The Georgian packaged bees and their queens arrive in less than a week. The California packages arrive about a week later. So, yesterday I helped my new bee stewards set up their new hive boxes.

Each bee steward has agreed to host two hives. I’d initially planned to have many bee stewards…I dreamed of bees in every yard…but something told me to set some limits. Thank God. I’ve settled on two stewards who live near me…these are people I like a lot and with whom I’ll enjoy visiting. This summer I’ll have to feed the bees almost daily, so keeping them close to me means they’ll more easily become a part of my daily routine. Because new bees require a lot of attention and food, I have a feeling that keeping these 7-9 hives thriving this summer will be a handful (for those of you doing math: 2 stewards x 2 hives each = 4 hives. I’ll keep 3-5 hives at my place).

For each steward family, I’ve ordered The Complete Idiot’s Guide to Beekeeping, one veil, one hive tool, and one large smoker…to be delivered when they receive their bees.  I think that’s a nice way to start off, don’t you?
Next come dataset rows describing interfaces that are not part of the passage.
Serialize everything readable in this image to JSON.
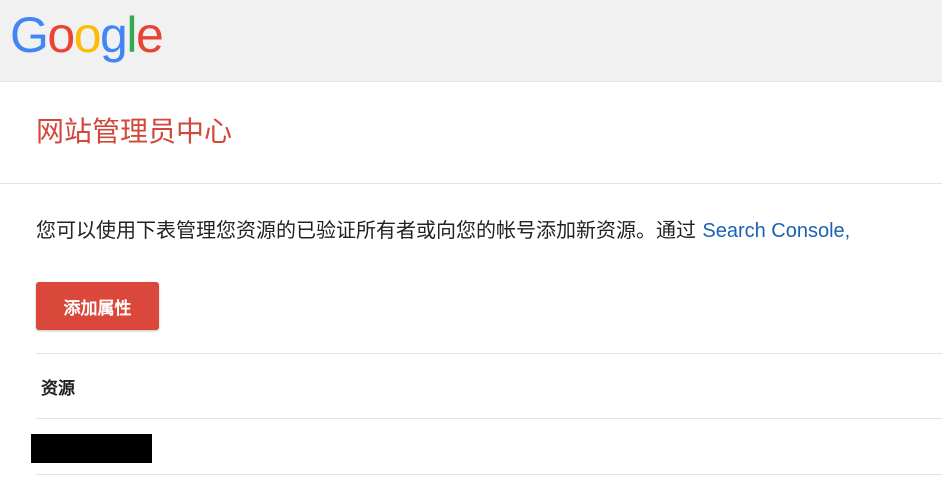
{
  "header": {
    "logo": {
      "letters": [
        {
          "char": "G",
          "color": "#4285F4"
        },
        {
          "char": "o",
          "color": "#EA4335"
        },
        {
          "char": "o",
          "color": "#FBBC05"
        },
        {
          "char": "g",
          "color": "#4285F4"
        },
        {
          "char": "l",
          "color": "#34A853"
        },
        {
          "char": "e",
          "color": "#EA4335"
        }
      ]
    }
  },
  "main": {
    "title": "网站管理员中心",
    "description": {
      "text": "您可以使用下表管理您资源的已验证所有者或向您的帐号添加新资源。通过 ",
      "link": "Search Console,"
    },
    "add_button_label": "添加属性",
    "table": {
      "column_header": "资源",
      "rows": [
        {
          "redacted": true
        }
      ]
    }
  },
  "colors": {
    "title": "#d2473a",
    "button": "#d9483b",
    "link": "#1a62b3",
    "header_bg": "#f1f1f1"
  }
}
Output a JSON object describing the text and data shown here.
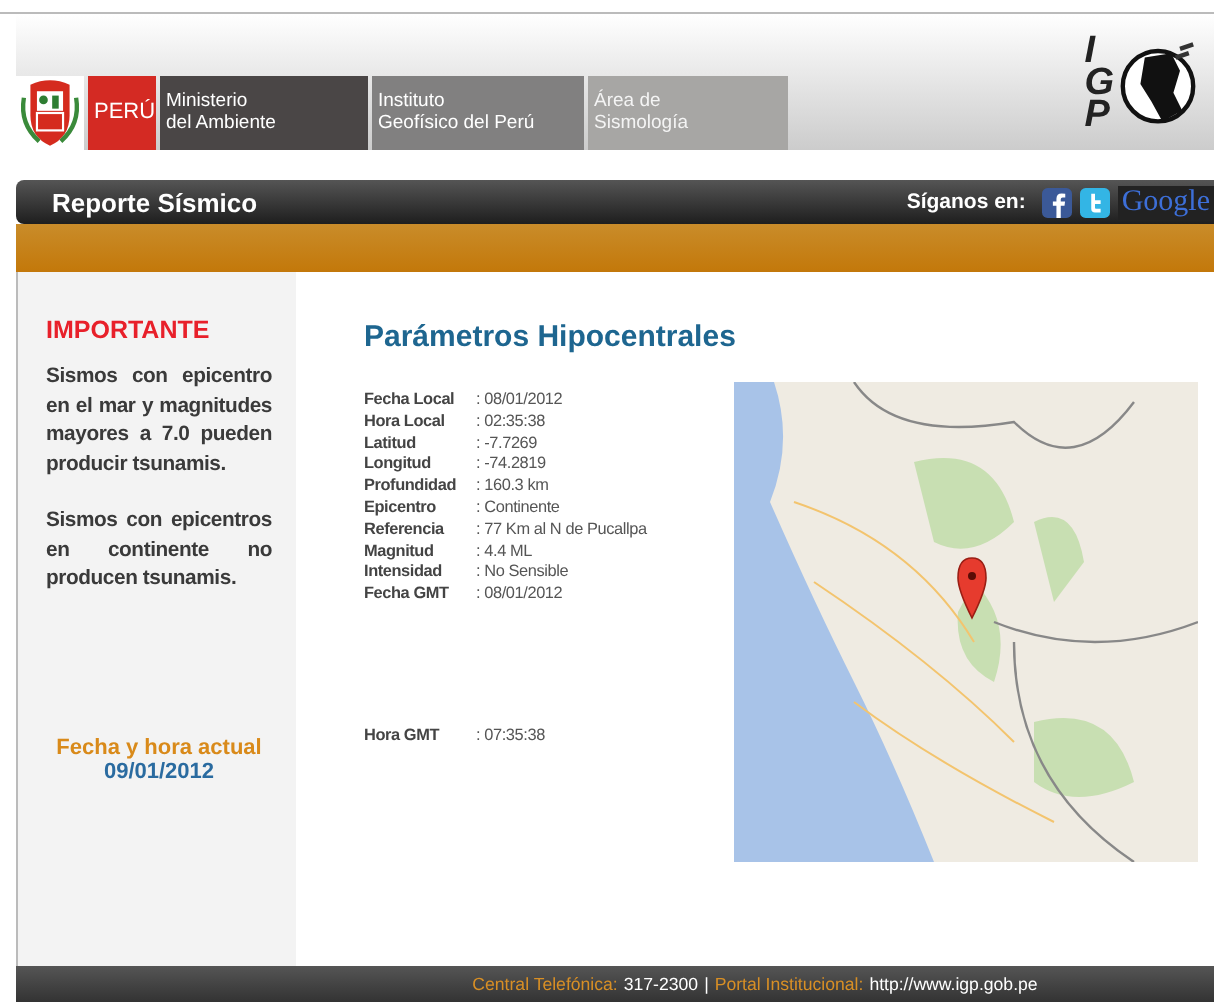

This year the bees and the equipment belong to me, and I agree to oversee all management. The stewards will receive a percentage of the honey their hives produce. Next year, if the bees survive the winter, the stewards can choose to buy the bees and equipment from me and assume the management. If everyone’s happy with the way it works this year, we can also just stick with our current arrangement. If the stewards tire of the bees, I’ll move the bees to a new yard.

Liz and Simon check out a veil

 

Simon and Patti (and Molly the dog) set their hives
Eunice (left) and Burnsie (right)